In the last decade, the research into the sciences of the mind has witnessed what some aptly call a “consciousness boom”. This boom has resulted in a new willingness to include the earlier frowned-upon discussions of dimensions, traditions, and practices into these sciences. Nowadays it is commonplace to find philosophers and scientists engaging in discussions of Conscious Presence, Subjectivity, Out-of-Body Experiences, Meditation, Phenomenology, and, more recently, Asian—particularly Indian—theories of the mind. This essay contributes to this process by showing that Yogācāra (...) Buddhist ideas on consciousness can significantly advance contemporary research into consciousness. Furthermore, it also.. (shrink)

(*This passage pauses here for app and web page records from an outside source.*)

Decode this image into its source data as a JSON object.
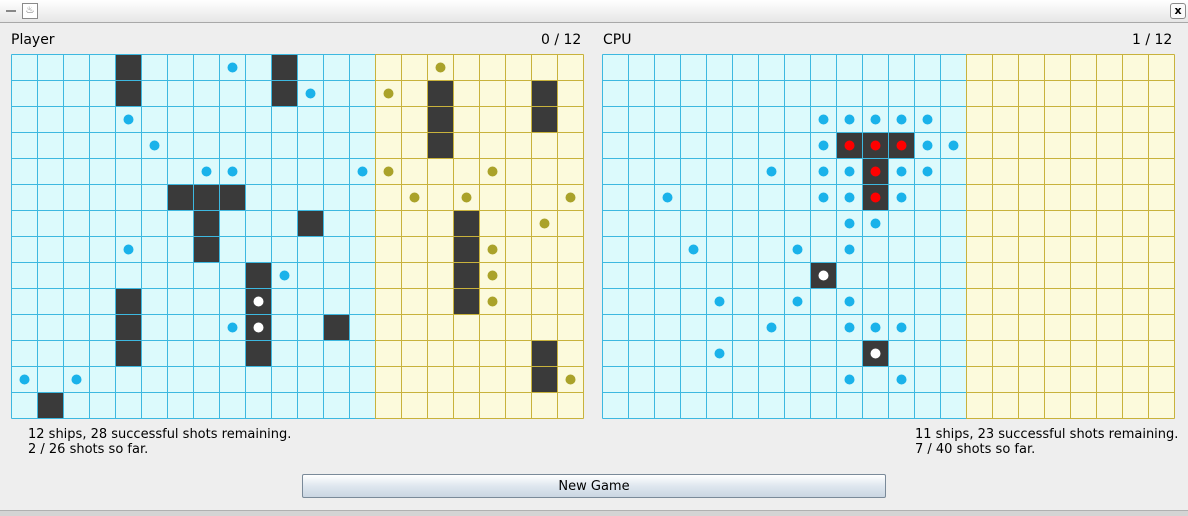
{
  "window": {
    "minimize_icon": "minimize-icon",
    "app_icon": "java-app-icon",
    "close_icon": "close-icon",
    "close_glyph": "x"
  },
  "player": {
    "name": "Player",
    "score": "0 / 12",
    "status_ships": "12 ships, 28 successful shots remaining.",
    "status_shots": "2 / 26 shots so far.",
    "own_ships": [
      [
        4,
        0
      ],
      [
        4,
        1
      ],
      [
        10,
        0
      ],
      [
        10,
        1
      ],
      [
        6,
        5
      ],
      [
        7,
        5
      ],
      [
        8,
        5
      ],
      [
        7,
        6
      ],
      [
        7,
        7
      ],
      [
        11,
        6
      ],
      [
        9,
        8
      ],
      [
        9,
        9
      ],
      [
        9,
        10
      ],
      [
        9,
        11
      ],
      [
        4,
        9
      ],
      [
        4,
        10
      ],
      [
        4,
        11
      ],
      [
        12,
        10
      ],
      [
        1,
        13
      ],
      [
        16,
        1
      ],
      [
        16,
        2
      ],
      [
        16,
        3
      ],
      [
        20,
        1
      ],
      [
        20,
        2
      ],
      [
        17,
        6
      ],
      [
        17,
        7
      ],
      [
        17,
        8
      ],
      [
        17,
        9
      ],
      [
        20,
        11
      ],
      [
        20,
        12
      ]
    ],
    "misses_left": [
      [
        8,
        0
      ],
      [
        11,
        1
      ],
      [
        4,
        2
      ],
      [
        5,
        3
      ],
      [
        7,
        4
      ],
      [
        8,
        4
      ],
      [
        13,
        4
      ],
      [
        4,
        7
      ],
      [
        10,
        8
      ],
      [
        8,
        10
      ],
      [
        0,
        12
      ],
      [
        2,
        12
      ]
    ],
    "hits_left": [
      [
        9,
        9
      ],
      [
        9,
        10
      ]
    ],
    "misses_right": [
      [
        16,
        0
      ],
      [
        14,
        1
      ],
      [
        14,
        4
      ],
      [
        18,
        4
      ],
      [
        15,
        5
      ],
      [
        17,
        5
      ],
      [
        21,
        5
      ],
      [
        20,
        6
      ],
      [
        18,
        7
      ],
      [
        18,
        8
      ],
      [
        18,
        9
      ],
      [
        21,
        12
      ]
    ]
  },
  "cpu": {
    "name": "CPU",
    "score": "1 / 12",
    "status_ships": "11 ships, 23 successful shots remaining.",
    "status_shots": "7 / 40 shots so far.",
    "own_ships": [
      [
        9,
        3
      ],
      [
        10,
        3
      ],
      [
        11,
        3
      ],
      [
        10,
        4
      ],
      [
        10,
        5
      ],
      [
        8,
        8
      ],
      [
        10,
        11
      ]
    ],
    "sunk": [
      [
        9,
        3
      ],
      [
        10,
        3
      ],
      [
        11,
        3
      ],
      [
        10,
        4
      ],
      [
        10,
        5
      ]
    ],
    "misses_left": [
      [
        8,
        2
      ],
      [
        9,
        2
      ],
      [
        10,
        2
      ],
      [
        11,
        2
      ],
      [
        12,
        2
      ],
      [
        8,
        3
      ],
      [
        12,
        3
      ],
      [
        13,
        3
      ],
      [
        6,
        4
      ],
      [
        8,
        4
      ],
      [
        9,
        4
      ],
      [
        11,
        4
      ],
      [
        12,
        4
      ],
      [
        2,
        5
      ],
      [
        8,
        5
      ],
      [
        9,
        5
      ],
      [
        11,
        5
      ],
      [
        9,
        6
      ],
      [
        10,
        6
      ],
      [
        3,
        7
      ],
      [
        7,
        7
      ],
      [
        9,
        7
      ],
      [
        4,
        9
      ],
      [
        7,
        9
      ],
      [
        9,
        9
      ],
      [
        6,
        10
      ],
      [
        9,
        10
      ],
      [
        10,
        10
      ],
      [
        11,
        10
      ],
      [
        4,
        11
      ],
      [
        9,
        12
      ],
      [
        11,
        12
      ]
    ],
    "hits_left": [
      [
        8,
        8
      ],
      [
        10,
        11
      ]
    ],
    "misses_right": []
  },
  "buttons": {
    "new_game": "New Game"
  },
  "colors": {
    "sea": "#dcfafc",
    "sea_line": "#3db8e0",
    "sand": "#fcfadc",
    "sand_line": "#c8b23c",
    "ship": "#3a3a3a",
    "miss_blue": "#1ab2ea",
    "miss_olive": "#aaa22a",
    "hit_white": "#ffffff",
    "sunk_red": "#ff0000"
  }
}
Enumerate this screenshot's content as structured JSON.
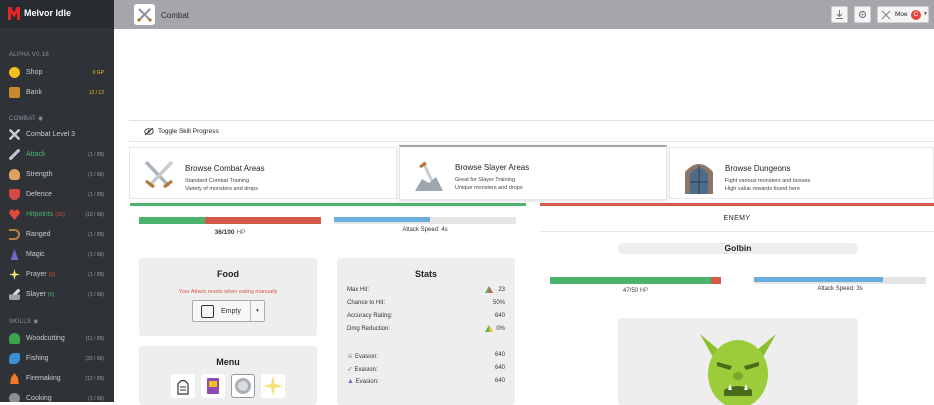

The overall goal of this paper is to offer an independent, empirical route to characterize the content on nonconceptual content. I pursue a recent move by Pylyshyn, a leading cognitive scientist and philosopher of mental representation, who focuses on empirical considerations in favor of nonconceptual representations. Pylyshyn proposes a minimalist view of nonconceptual representations. I offer empirical reasons that force us to go beyond minimalist account and reinstate empirically defensible richer nonconceptual representations into a theory of content.
Jonardon Ganeri has written an impressive book that is a must-read for anyone interested in cross-cultural philosophy. Attention, Not Self moves Buddhist philosophy further into the center of contemporary philosophical debates about self, personhood, agency, action, perception, attention, and the kinds of mental content. The book is focused on work attributed to a single philosopher, the fifth-century Theravāda monk Buddhaghosa. However, this book is much more than an exegesis of Buddhaghosa's work. It is, in its own right, an original exploration (...) of foundational issues in the philosophy of mind, consciousness, personhood, and self. Ganeri's aim is to think about long-standing problems in a fresh, new light, and... (shrink)
This review details Jonardon Ganeri’s laudable attempt to move Buddhist philosophy further into the center of contemporary philosophical debates about self, personhood, agency, action, perception, attention, and kinds of mental content. This book is a must read for any contemporary philosopher interested in these debates. My only concern is that Ganeri is reading too much of P.F. Strawson into Buddhghosa’s philosophy.